**Required work:** Please state how many lines in the records that follow include "지역통계", with no other output.

**Data records:**

===============

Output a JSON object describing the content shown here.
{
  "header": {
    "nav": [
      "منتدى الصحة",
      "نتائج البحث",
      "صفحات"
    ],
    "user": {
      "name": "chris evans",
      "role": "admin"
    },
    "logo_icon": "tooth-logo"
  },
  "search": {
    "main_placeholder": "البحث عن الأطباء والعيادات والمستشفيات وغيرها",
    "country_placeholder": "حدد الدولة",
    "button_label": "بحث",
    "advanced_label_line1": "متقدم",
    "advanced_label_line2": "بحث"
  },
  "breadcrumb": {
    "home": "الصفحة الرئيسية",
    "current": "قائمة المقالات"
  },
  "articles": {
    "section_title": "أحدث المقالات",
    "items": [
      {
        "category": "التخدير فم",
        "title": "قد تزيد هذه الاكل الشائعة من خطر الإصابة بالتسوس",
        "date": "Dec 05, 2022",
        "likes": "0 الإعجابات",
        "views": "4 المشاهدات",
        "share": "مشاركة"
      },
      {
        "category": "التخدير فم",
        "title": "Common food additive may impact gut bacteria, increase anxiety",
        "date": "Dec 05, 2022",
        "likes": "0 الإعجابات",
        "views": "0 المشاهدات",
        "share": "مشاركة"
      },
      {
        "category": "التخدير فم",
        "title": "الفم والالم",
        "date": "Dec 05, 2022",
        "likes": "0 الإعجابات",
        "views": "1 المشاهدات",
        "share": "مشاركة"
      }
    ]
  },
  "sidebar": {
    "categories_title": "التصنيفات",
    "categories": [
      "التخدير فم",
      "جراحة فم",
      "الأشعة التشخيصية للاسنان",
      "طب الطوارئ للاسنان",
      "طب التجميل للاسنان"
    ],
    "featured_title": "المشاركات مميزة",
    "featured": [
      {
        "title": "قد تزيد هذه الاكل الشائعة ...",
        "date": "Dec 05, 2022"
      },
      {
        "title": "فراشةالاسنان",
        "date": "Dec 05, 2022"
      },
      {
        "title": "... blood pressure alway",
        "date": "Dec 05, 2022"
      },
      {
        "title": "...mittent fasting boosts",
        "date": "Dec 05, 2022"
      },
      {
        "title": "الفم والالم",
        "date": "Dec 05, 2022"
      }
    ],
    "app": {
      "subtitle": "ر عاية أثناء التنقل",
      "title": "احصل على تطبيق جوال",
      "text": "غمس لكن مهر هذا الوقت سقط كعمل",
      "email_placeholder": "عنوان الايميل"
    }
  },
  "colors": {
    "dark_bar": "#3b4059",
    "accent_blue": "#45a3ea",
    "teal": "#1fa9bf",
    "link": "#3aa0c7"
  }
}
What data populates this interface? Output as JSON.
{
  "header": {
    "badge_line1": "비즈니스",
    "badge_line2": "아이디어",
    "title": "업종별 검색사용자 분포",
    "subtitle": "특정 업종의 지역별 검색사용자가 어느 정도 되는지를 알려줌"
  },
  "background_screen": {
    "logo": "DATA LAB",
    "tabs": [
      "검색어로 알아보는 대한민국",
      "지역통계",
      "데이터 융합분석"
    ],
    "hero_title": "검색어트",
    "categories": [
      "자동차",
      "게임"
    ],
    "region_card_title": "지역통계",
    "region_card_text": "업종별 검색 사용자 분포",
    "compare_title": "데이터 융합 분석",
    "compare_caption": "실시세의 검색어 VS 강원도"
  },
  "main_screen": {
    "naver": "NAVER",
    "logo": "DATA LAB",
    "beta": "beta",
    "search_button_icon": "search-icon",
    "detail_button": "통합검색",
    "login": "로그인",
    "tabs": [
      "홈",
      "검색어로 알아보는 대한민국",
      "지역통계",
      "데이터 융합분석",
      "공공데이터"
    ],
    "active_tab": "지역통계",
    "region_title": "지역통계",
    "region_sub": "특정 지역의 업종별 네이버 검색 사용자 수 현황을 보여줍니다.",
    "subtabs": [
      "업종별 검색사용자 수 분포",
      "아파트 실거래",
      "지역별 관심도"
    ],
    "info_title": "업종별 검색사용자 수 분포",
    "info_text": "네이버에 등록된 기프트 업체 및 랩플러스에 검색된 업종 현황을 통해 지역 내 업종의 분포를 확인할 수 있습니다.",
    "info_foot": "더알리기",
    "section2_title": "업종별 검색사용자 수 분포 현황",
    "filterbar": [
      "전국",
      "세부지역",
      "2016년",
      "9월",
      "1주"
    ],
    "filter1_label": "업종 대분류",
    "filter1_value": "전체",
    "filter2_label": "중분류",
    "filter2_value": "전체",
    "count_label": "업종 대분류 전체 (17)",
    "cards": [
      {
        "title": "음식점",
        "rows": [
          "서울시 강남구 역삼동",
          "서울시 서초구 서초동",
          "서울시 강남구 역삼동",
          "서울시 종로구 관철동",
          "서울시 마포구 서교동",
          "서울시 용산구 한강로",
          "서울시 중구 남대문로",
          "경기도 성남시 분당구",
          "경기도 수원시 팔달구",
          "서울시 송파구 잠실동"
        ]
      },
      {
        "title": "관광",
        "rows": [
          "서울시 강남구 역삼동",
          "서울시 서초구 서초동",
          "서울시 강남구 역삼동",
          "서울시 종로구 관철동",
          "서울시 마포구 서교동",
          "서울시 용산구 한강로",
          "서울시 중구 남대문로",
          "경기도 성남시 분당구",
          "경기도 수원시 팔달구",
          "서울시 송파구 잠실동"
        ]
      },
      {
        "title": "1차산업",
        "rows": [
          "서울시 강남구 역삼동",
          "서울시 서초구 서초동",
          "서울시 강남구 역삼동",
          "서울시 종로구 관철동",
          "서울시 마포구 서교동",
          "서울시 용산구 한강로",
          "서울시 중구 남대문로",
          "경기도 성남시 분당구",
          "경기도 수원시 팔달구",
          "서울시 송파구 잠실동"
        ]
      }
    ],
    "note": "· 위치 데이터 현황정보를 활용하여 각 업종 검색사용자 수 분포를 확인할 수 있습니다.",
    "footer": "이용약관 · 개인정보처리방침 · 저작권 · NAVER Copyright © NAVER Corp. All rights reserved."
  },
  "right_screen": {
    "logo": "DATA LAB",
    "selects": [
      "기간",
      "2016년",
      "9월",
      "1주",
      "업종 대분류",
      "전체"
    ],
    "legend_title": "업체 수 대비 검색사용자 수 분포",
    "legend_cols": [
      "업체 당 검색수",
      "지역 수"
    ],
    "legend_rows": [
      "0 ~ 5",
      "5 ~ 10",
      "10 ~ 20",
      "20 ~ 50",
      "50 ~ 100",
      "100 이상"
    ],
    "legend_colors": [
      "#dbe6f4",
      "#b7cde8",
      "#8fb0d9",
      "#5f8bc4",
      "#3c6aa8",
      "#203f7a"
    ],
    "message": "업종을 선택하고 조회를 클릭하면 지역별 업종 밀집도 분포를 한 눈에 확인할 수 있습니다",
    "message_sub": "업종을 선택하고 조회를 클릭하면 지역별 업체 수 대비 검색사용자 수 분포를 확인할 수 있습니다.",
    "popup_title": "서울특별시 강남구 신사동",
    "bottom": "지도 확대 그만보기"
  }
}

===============

**Reply:** 5